> _Problem to solve_
Gather each line containing the string "Mercredi" from these entries.

----- Supplied records

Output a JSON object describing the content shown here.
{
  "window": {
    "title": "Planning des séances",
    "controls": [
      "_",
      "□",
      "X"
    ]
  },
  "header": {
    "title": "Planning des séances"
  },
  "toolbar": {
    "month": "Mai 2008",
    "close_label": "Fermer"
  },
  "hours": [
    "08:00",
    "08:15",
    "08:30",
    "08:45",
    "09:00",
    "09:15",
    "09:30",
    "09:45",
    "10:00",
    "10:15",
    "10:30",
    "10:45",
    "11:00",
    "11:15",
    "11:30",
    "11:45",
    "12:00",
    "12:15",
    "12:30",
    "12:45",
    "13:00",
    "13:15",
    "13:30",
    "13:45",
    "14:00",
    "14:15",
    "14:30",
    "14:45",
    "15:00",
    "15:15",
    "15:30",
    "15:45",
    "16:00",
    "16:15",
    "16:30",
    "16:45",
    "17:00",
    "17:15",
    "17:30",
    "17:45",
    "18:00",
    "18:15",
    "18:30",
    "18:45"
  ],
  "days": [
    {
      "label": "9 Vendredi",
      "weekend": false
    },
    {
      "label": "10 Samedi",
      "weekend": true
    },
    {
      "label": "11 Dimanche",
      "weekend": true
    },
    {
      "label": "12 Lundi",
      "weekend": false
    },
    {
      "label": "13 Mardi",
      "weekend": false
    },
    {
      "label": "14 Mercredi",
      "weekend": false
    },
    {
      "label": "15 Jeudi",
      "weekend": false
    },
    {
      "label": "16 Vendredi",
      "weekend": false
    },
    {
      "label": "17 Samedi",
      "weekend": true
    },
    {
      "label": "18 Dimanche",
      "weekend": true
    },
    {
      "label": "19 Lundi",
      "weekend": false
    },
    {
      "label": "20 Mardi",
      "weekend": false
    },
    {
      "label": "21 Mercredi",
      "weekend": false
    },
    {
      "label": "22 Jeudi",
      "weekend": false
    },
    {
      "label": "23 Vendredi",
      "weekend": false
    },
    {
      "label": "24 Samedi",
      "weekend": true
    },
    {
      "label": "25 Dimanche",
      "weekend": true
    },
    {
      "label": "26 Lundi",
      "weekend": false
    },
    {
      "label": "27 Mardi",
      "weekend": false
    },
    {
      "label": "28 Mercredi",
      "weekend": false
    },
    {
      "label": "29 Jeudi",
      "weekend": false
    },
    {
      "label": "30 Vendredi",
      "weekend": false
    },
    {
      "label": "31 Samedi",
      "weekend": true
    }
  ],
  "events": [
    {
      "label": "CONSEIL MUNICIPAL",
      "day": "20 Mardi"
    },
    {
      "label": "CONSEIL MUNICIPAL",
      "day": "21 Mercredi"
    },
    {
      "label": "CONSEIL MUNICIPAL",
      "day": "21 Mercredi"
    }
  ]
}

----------
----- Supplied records

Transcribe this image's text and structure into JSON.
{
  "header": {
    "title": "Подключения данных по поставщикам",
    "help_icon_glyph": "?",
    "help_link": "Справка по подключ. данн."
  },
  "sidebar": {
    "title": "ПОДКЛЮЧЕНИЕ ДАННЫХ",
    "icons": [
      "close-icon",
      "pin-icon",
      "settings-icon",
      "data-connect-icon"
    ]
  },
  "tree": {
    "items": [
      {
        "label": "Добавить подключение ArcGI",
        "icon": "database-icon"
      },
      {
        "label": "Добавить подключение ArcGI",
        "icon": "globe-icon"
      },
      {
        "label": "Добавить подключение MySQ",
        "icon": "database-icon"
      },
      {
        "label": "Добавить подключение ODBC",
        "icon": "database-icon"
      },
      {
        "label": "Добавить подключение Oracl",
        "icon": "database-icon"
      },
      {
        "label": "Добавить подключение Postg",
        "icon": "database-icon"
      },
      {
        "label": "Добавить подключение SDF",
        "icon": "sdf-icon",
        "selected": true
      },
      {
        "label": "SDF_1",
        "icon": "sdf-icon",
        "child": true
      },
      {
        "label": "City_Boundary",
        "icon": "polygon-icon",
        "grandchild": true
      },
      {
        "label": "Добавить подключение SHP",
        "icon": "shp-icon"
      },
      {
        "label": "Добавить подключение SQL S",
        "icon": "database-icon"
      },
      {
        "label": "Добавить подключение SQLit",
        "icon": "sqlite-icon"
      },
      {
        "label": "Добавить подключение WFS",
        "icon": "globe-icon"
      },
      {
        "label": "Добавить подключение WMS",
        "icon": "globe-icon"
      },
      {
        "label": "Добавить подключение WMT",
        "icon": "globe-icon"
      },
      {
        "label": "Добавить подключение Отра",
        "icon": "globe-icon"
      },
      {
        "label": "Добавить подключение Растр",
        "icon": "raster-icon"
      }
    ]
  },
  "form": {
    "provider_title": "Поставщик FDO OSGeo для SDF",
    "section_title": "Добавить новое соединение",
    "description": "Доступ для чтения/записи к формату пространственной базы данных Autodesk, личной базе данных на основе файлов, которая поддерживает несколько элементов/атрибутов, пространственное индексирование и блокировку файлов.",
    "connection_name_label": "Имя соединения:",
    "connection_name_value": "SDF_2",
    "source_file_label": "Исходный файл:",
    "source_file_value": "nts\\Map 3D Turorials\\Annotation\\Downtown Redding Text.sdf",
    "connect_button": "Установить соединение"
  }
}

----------

> _Answer_
      "label": "14 Mercredi",
      "label": "21 Mercredi",
      "label": "28 Mercredi",
      "day": "21 Mercredi"
      "day": "21 Mercredi"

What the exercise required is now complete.